The International Milk Allergy in Primary Care (iMAP) guideline encourages early recognition of CMA, and emphasises the need to confirm or exclude the possible diagnosis1


Recognise symptoms and perform physical examination

Symptoms of mild-to-moderate CMA are very common in otherwise well infants (e.g. vomiting and colic), so clinical judgement is required.1

There should be increased suspicion of CMA if multiple, persistent, severe or treatment-resistant symptoms are present.1


Take a thorough allergy- focused clinical history

Due to the common nature of some symptoms, this has been referred to as the ‘cornerstone of diagnosis’ by the iMAP guideline, including:1,3

  • - Family history of atopic disease
  • - Sources of cow’s milk protein
  • - Presenting symptoms
  • - Details of feeding difficulties and/or poor growth

If the physical examination and clinical history both strongly suggest CMA, then an allergy test (suspected IgE-mediated CMA) or an elimination and reintroduction trial of dietary cow’s milk protein (suspected mild-to-moderate non-IgE-mediated CMA) are needed to confirm diagnosis.1,3

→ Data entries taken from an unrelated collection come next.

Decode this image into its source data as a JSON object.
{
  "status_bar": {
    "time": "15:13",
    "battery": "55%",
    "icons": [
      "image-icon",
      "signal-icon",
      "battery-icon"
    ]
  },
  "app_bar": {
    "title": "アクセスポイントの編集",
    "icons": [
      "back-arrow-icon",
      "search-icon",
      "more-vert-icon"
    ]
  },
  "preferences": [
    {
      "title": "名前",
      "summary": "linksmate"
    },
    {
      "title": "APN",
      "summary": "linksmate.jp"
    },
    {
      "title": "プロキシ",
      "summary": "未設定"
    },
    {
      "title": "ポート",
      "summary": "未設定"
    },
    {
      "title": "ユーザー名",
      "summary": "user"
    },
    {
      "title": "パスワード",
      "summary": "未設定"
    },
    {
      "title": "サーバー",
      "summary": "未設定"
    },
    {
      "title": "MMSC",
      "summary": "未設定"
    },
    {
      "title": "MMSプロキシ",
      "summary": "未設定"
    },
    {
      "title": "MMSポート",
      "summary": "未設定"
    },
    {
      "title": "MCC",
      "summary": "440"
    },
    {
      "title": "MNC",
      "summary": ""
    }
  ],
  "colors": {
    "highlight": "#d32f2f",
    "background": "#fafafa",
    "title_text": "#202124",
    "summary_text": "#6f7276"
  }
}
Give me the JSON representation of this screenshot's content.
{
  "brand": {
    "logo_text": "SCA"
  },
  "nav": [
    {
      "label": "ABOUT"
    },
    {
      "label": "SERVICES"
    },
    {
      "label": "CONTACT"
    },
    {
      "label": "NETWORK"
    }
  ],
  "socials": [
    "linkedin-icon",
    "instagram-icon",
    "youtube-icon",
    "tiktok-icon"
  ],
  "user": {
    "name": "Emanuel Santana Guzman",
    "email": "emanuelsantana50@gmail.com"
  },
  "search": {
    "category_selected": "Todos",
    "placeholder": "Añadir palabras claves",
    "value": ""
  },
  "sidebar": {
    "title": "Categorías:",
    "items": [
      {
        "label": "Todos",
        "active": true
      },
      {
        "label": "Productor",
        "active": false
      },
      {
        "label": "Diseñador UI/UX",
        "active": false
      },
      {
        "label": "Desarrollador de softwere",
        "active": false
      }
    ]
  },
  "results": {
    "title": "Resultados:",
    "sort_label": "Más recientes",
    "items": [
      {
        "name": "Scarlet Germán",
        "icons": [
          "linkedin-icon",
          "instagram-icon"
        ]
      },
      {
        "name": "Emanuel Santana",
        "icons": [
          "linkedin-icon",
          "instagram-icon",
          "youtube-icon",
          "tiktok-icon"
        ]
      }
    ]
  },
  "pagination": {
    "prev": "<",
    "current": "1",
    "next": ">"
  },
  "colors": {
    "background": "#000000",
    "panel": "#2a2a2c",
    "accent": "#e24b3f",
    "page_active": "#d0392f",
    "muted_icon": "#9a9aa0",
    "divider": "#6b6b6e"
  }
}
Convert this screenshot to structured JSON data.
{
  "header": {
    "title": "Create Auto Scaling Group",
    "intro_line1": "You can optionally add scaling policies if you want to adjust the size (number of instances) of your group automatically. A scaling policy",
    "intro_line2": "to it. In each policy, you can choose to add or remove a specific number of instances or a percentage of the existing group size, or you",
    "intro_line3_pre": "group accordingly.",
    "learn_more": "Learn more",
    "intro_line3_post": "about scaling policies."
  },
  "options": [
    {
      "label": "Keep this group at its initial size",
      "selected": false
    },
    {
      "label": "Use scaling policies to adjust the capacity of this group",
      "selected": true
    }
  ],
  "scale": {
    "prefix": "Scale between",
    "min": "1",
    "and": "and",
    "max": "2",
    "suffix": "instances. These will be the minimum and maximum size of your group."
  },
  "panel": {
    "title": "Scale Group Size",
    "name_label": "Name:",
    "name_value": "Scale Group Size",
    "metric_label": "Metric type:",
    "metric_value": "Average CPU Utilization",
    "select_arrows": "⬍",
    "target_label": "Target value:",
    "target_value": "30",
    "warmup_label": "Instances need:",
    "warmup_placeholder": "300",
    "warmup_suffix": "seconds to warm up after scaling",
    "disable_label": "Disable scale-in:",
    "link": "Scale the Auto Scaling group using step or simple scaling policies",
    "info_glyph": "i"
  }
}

Learn more

IMPORTANT NOTICE: Breastfeeding is best for infants and is recommended for as long as possible during infancy.

CMA: cow’s milk allergy; IgE: immunoglobulin E.